One of the central questions of physics is the composition of matter. Especially in the field of hadrons, which includes protons and neutrons, some phenomena are still unexplained. Quantum chromodynamics (QCD), the theoretical description of the strong interaction, is in good agreement with most of the measurement results. However, neither QCD itself nor effective theories or calculations within the framework of lattice QCD are able to assign all the states found so far and to elucidate their internal structure.
Besides the improvement of the theoretical description on the part of theoretical physics, it is important, on the one hand, to search for new predicted or non-predicted states. On the other hand, in order to confirm or exclude theoretical descriptions, it is necessary to precisely measure the states that are found. Energy scan measurements allow the precise determination of the mass and width of states, while partial wave analysis enables the extraction of additional properties such as spin and parity.
In order to improve the database, I have joined forces with colleagues worldwide to set up the PANDA experiment in Darmstadt and, in parallel, to analyse the data from the BESIII experiment in Beijing.
Projects of my working group

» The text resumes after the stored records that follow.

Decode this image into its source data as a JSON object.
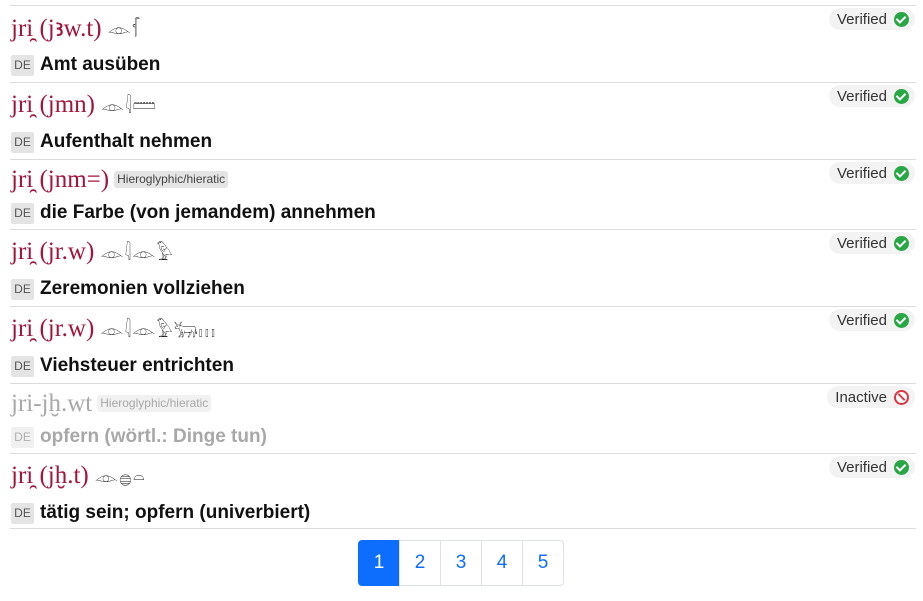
{
  "entries": [
    {
      "translit": "jri̯ (jꜣw.t)",
      "hieroglyphs": "𓁹𓆳",
      "script_badge": "",
      "lang": "DE",
      "translation": "Amt ausüben",
      "status": "Verified",
      "status_icon": "check-circle-icon"
    },
    {
      "translit": "jri̯ (jmn)",
      "hieroglyphs": "𓁹𓇋𓏠",
      "script_badge": "",
      "lang": "DE",
      "translation": "Aufenthalt nehmen",
      "status": "Verified",
      "status_icon": "check-circle-icon"
    },
    {
      "translit": "jri̯ (jnm=)",
      "hieroglyphs": "",
      "script_badge": "Hieroglyphic/hieratic",
      "lang": "DE",
      "translation": "die Farbe (von jemandem) annehmen",
      "status": "Verified",
      "status_icon": "check-circle-icon"
    },
    {
      "translit": "jri̯ (jr.w)",
      "hieroglyphs": "𓁹𓇋𓁹𓅱",
      "script_badge": "",
      "lang": "DE",
      "translation": "Zeremonien vollziehen",
      "status": "Verified",
      "status_icon": "check-circle-icon"
    },
    {
      "translit": "jri̯ (jr.w)",
      "hieroglyphs": "𓁹𓇋𓁹𓅱𓃒𓏥",
      "script_badge": "",
      "lang": "DE",
      "translation": "Viehsteuer entrichten",
      "status": "Verified",
      "status_icon": "check-circle-icon"
    },
    {
      "translit": "jri-jḫ.wt",
      "hieroglyphs": "",
      "script_badge": "Hieroglyphic/hieratic",
      "lang": "DE",
      "translation": "opfern (wörtl.: Dinge tun)",
      "status": "Inactive",
      "status_icon": "ban-icon"
    },
    {
      "translit": "jri̯ (jḫ.t)",
      "hieroglyphs": "𓁹𓐍𓏏",
      "script_badge": "",
      "lang": "DE",
      "translation": "tätig sein; opfern (univerbiert)",
      "status": "Verified",
      "status_icon": "check-circle-icon"
    }
  ],
  "pagination": {
    "pages": [
      "1",
      "2",
      "3",
      "4",
      "5"
    ],
    "current": "1"
  },
  "colors": {
    "lemma": "#a3143a",
    "verified": "#27a745",
    "inactive": "#dc3545",
    "page_active": "#0d6efd"
  }
}
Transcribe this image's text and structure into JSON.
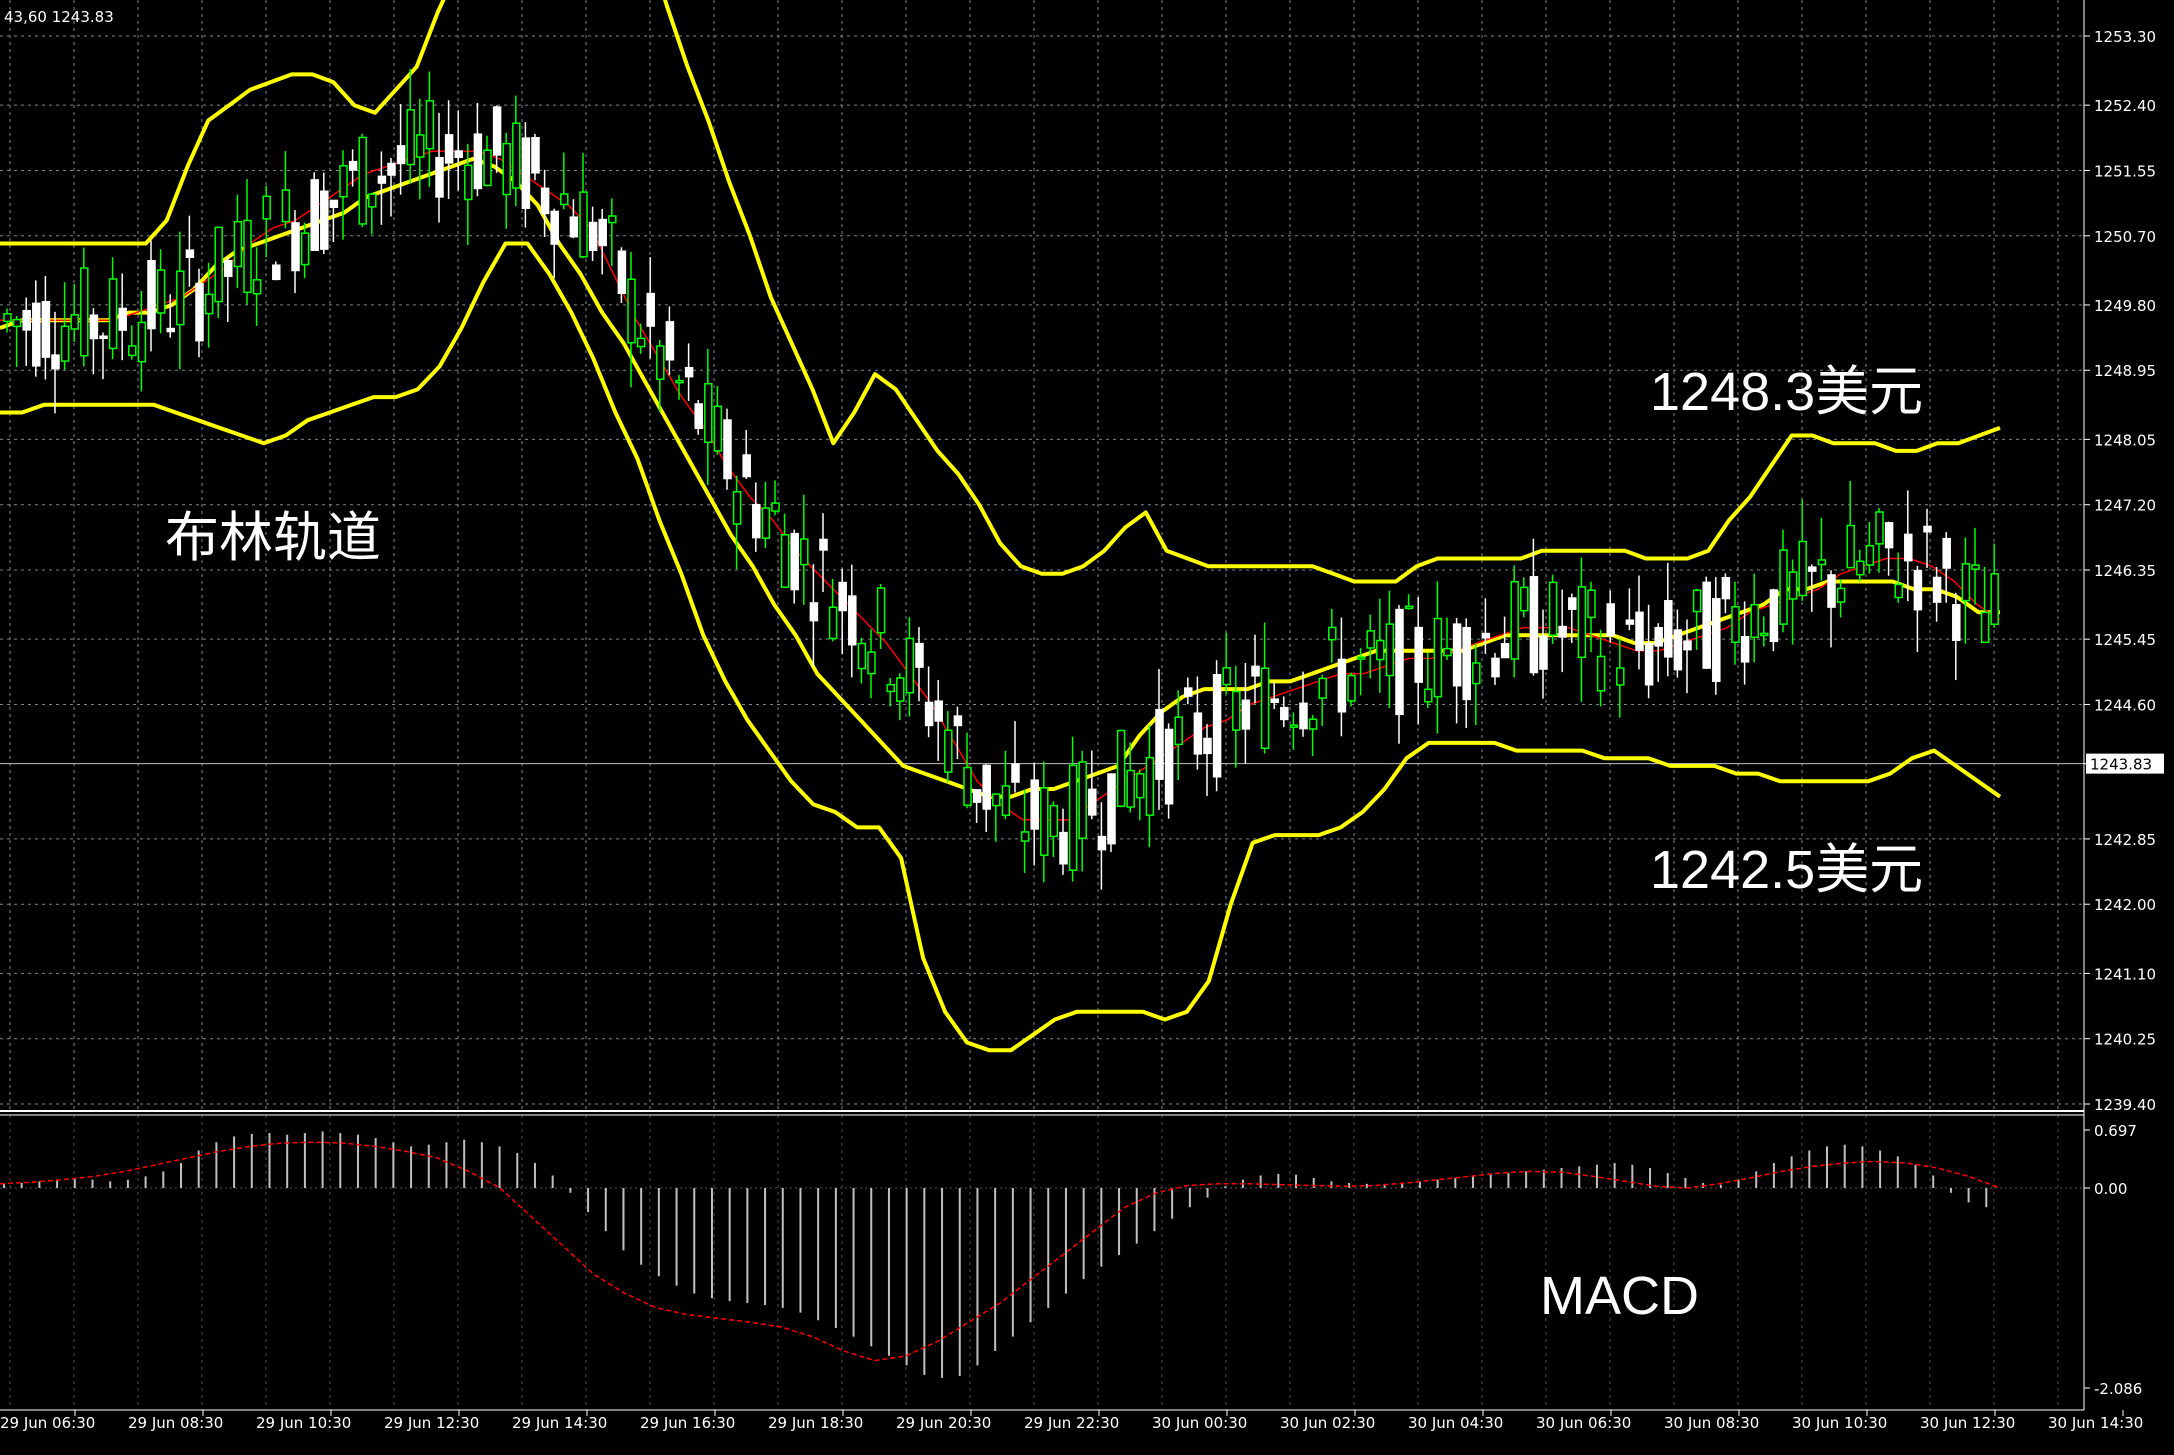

PANDA experiment at FAIR, Darmstadt
- Design and construction of the luminosity detector
- Determination of luminosity
- Data recording system
- Detector control system
- Simulation studies for charmonium spectroscopy
- PANDA PHASE0 KOALA@COSY
BESIII Experiment at IHEP, Beijing, China
- Search for Charmonia and exotic states
- Interpretation of baryonic final states
- Measurement of open charm decays
- Particle identification
Development of a Common Partial Wave Analysis Framework (ComPWA)
Development of monolithic silicon pixel sensors (HV-MAPS)
- Implementation of a dE/dx measurement
- Improving the time resolution
Polarised targets for COMPASS, CB@ELSA and A2@MAMI